FRANKFURT (Reuters) - The European Central Bank has made no changes to the eligible collateral Greek banks can put up to receive emergency loans from the Bank of Greece, the ECB said on Monday, dismissing a newspaper report that it had agreed to broaden the framework.
Greek banks no longer have access to the wholesale market and are dependent on their central bank for liquidity. The Bank of Greece is, in turn, dependent on the ECB for approval for providing this so-called Emergency Liquidity Assistance (ELA).
Earlier, German daily Die Welt reported the ECB had agreed to broaden the eligible set of securities Greek banks could put up as collateral to tap liquidity from the Bank of Greece.
An ECB official said this was not the case.

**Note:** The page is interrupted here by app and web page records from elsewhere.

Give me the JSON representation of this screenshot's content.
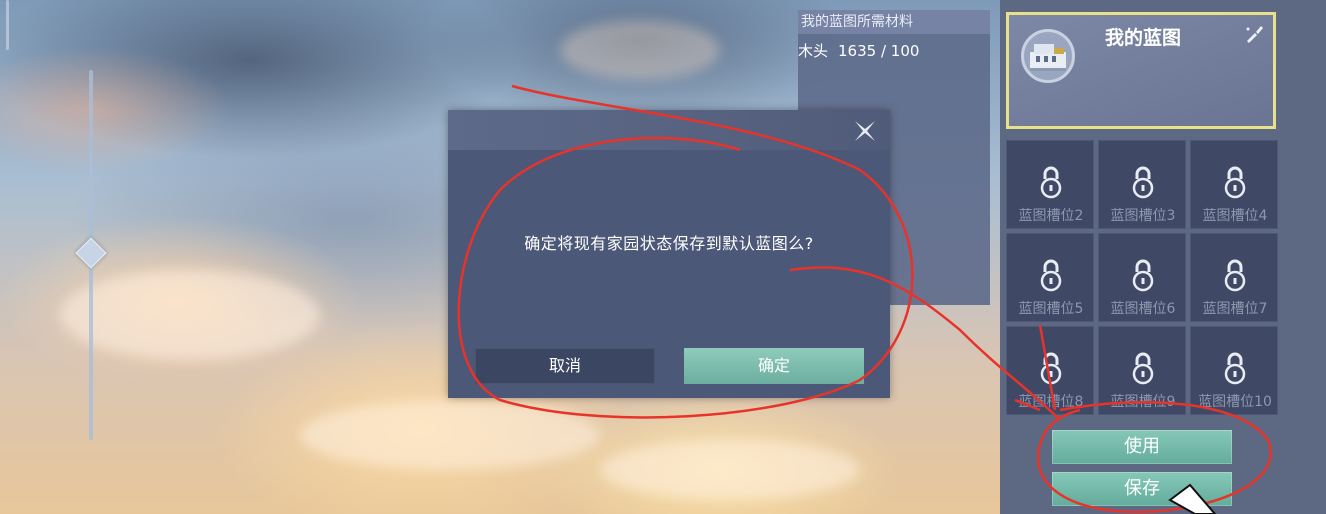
{
  "materials": {
    "title": "我的蓝图所需材料",
    "items": [
      {
        "name": "木头",
        "quantity": "1635 / 100"
      }
    ]
  },
  "my_blueprint": {
    "title": "我的蓝图",
    "icon": "house-blueprint-icon",
    "edit_icon": "brush-edit-icon"
  },
  "slots": [
    {
      "label": "蓝图槽位2",
      "icon": "lock-icon",
      "locked": true
    },
    {
      "label": "蓝图槽位3",
      "icon": "lock-icon",
      "locked": true
    },
    {
      "label": "蓝图槽位4",
      "icon": "lock-icon",
      "locked": true
    },
    {
      "label": "蓝图槽位5",
      "icon": "lock-icon",
      "locked": true
    },
    {
      "label": "蓝图槽位6",
      "icon": "lock-icon",
      "locked": true
    },
    {
      "label": "蓝图槽位7",
      "icon": "lock-icon",
      "locked": true
    },
    {
      "label": "蓝图槽位8",
      "icon": "lock-icon",
      "locked": true
    },
    {
      "label": "蓝图槽位9",
      "icon": "lock-icon",
      "locked": true
    },
    {
      "label": "蓝图槽位10",
      "icon": "lock-icon",
      "locked": true
    }
  ],
  "actions": {
    "use_label": "使用",
    "save_label": "保存"
  },
  "dialog": {
    "message": "确定将现有家园状态保存到默认蓝图么?",
    "cancel_label": "取消",
    "confirm_label": "确定",
    "close_icon": "close-icon"
  },
  "colors": {
    "accent_green": "#6cae9f",
    "highlight_border": "#e8e08a",
    "annotation_red": "#e8332a"
  }
}
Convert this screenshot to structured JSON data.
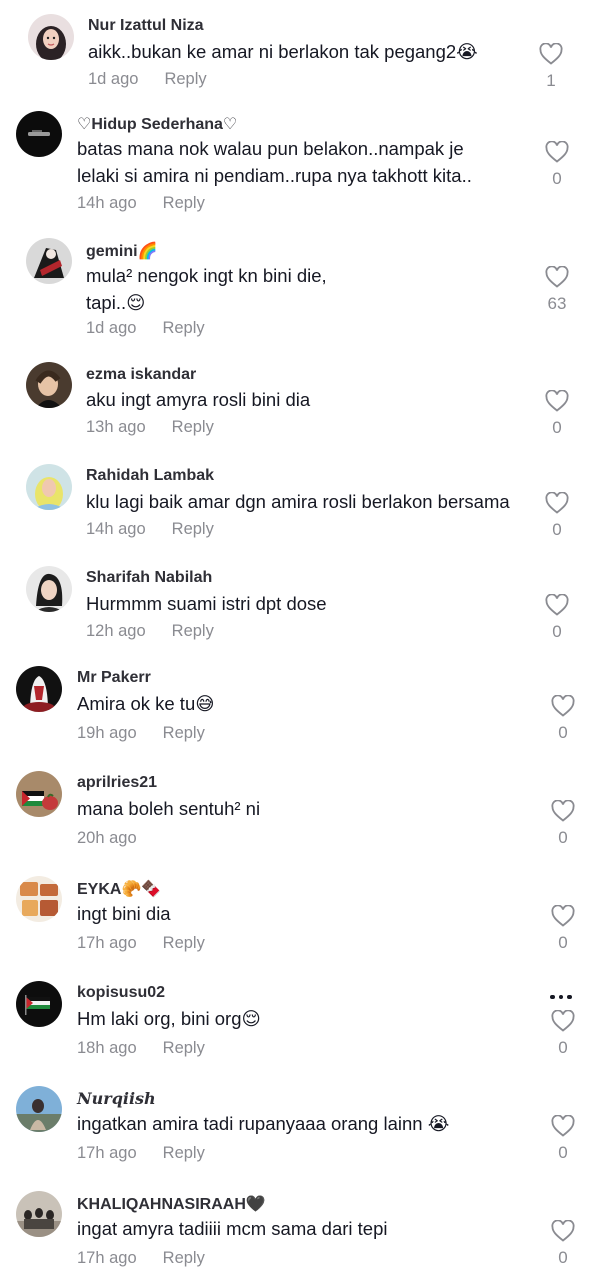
{
  "comments": [
    {
      "avatar": "avatar-hijab-illustration",
      "username": "Nur Izattul Niza",
      "lines": [
        "aikk..bukan ke amar ni berlakon tak pegang2😭"
      ],
      "time": "1d ago",
      "reply": "Reply",
      "likes": "1"
    },
    {
      "avatar": "avatar-black-car",
      "username": "♡Hidup Sederhana♡",
      "lines": [
        "batas mana nok walau pun belakon..nampak je",
        "lelaki si amira ni pendiam..rupa nya takhott kita.."
      ],
      "time": "14h ago",
      "reply": "Reply",
      "likes": "0"
    },
    {
      "avatar": "avatar-anime-figure",
      "username": "gemini🌈",
      "lines": [
        "mula² nengok ingt kn bini die,",
        "tapi..😌"
      ],
      "time": "1d ago",
      "reply": "Reply",
      "likes": "63"
    },
    {
      "avatar": "avatar-woman-photo",
      "username": "ezma iskandar",
      "lines": [
        "aku ingt amyra rosli bini dia"
      ],
      "time": "13h ago",
      "reply": "Reply",
      "likes": "0"
    },
    {
      "avatar": "avatar-yellow-hijab",
      "username": "Rahidah Lambak",
      "lines": [
        "klu lagi baik amar dgn amira rosli berlakon bersama"
      ],
      "time": "14h ago",
      "reply": "Reply",
      "likes": "0"
    },
    {
      "avatar": "avatar-woman-portrait",
      "username": "Sharifah Nabilah",
      "lines": [
        "Hurmmm suami istri dpt dose"
      ],
      "time": "12h ago",
      "reply": "Reply",
      "likes": "0"
    },
    {
      "avatar": "avatar-dark-figure",
      "username": "Mr Pakerr",
      "lines": [
        "Amira ok ke tu😅"
      ],
      "time": "19h ago",
      "reply": "Reply",
      "likes": "0"
    },
    {
      "avatar": "avatar-palestine-flag-fruit",
      "username": "aprilries21",
      "lines": [
        "mana boleh sentuh² ni"
      ],
      "time": "20h ago",
      "reply": "Reply",
      "likes": "0"
    },
    {
      "avatar": "avatar-food-table",
      "username": "EYKA🥐🍫",
      "lines": [
        "ingt bini dia"
      ],
      "time": "17h ago",
      "reply": "Reply",
      "likes": "0"
    },
    {
      "avatar": "avatar-palestine-flag",
      "username": "kopisusu02",
      "lines": [
        "Hm laki org, bini org😌"
      ],
      "time": "18h ago",
      "reply": "Reply",
      "likes": "0"
    },
    {
      "avatar": "avatar-hijab-street",
      "username": "𝑵𝒖𝒓𝒒𝒊𝒊𝒔𝒉",
      "lines": [
        "ingatkan amira tadi rupanyaaa orang lainn 😭"
      ],
      "time": "17h ago",
      "reply": "Reply",
      "likes": "0"
    },
    {
      "avatar": "avatar-group-photo",
      "username": "KHALIQAHNASIRAAH🖤",
      "lines": [
        "ingat amyra tadiiii mcm sama dari tepi"
      ],
      "time": "17h ago",
      "reply": "Reply",
      "likes": "0"
    }
  ],
  "icons": {
    "like": "heart-outline-icon",
    "more": "more-options-icon"
  },
  "colors": {
    "text": "#161823",
    "meta": "#8a8b91",
    "username": "#2f2f36",
    "background": "#ffffff"
  }
}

“The set of eligible collateral for ELA in the case of Greece has not been changed,” the official said.
In August, the ECB agreed to raise the ceiling on the amount of T-bills the Bank of Greece could accept as collateral in exchange for ELA to keep the country afloat until the troika of international lenders decides if Athens will get its next tranche of aid.
However, ECB President Mario Draghi said last Thursday the ECB could not do much more to help Greece with its debt burden, telling reporters: “The ECB is by and large done.”

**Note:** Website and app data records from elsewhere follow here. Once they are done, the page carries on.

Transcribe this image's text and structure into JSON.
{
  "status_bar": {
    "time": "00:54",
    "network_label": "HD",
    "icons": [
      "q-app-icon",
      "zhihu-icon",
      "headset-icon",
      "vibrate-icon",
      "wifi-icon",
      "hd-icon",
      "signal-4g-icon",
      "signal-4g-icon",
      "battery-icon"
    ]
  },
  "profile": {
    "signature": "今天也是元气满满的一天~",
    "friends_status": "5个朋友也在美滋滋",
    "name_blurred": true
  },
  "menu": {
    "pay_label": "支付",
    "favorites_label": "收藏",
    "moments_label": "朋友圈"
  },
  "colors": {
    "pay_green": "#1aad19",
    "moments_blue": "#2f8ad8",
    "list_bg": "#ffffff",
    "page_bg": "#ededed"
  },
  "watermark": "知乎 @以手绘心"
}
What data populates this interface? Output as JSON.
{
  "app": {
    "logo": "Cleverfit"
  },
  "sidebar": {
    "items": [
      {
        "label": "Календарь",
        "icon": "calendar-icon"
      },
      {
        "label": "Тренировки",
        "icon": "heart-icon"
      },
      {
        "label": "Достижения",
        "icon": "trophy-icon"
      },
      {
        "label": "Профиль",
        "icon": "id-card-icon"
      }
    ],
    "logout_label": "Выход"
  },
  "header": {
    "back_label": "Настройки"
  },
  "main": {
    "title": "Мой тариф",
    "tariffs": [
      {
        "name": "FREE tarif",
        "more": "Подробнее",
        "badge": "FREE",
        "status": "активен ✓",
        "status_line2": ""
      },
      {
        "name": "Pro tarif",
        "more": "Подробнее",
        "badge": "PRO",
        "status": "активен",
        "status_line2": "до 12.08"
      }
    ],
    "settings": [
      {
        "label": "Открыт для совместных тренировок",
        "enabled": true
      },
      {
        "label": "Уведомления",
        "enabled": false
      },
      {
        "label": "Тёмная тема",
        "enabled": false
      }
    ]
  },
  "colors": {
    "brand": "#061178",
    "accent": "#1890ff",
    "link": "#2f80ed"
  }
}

(This story has been refiled to add a dropped word in the final paragraph)
Writing by Paul Carrel; Editing by Andrew Heavens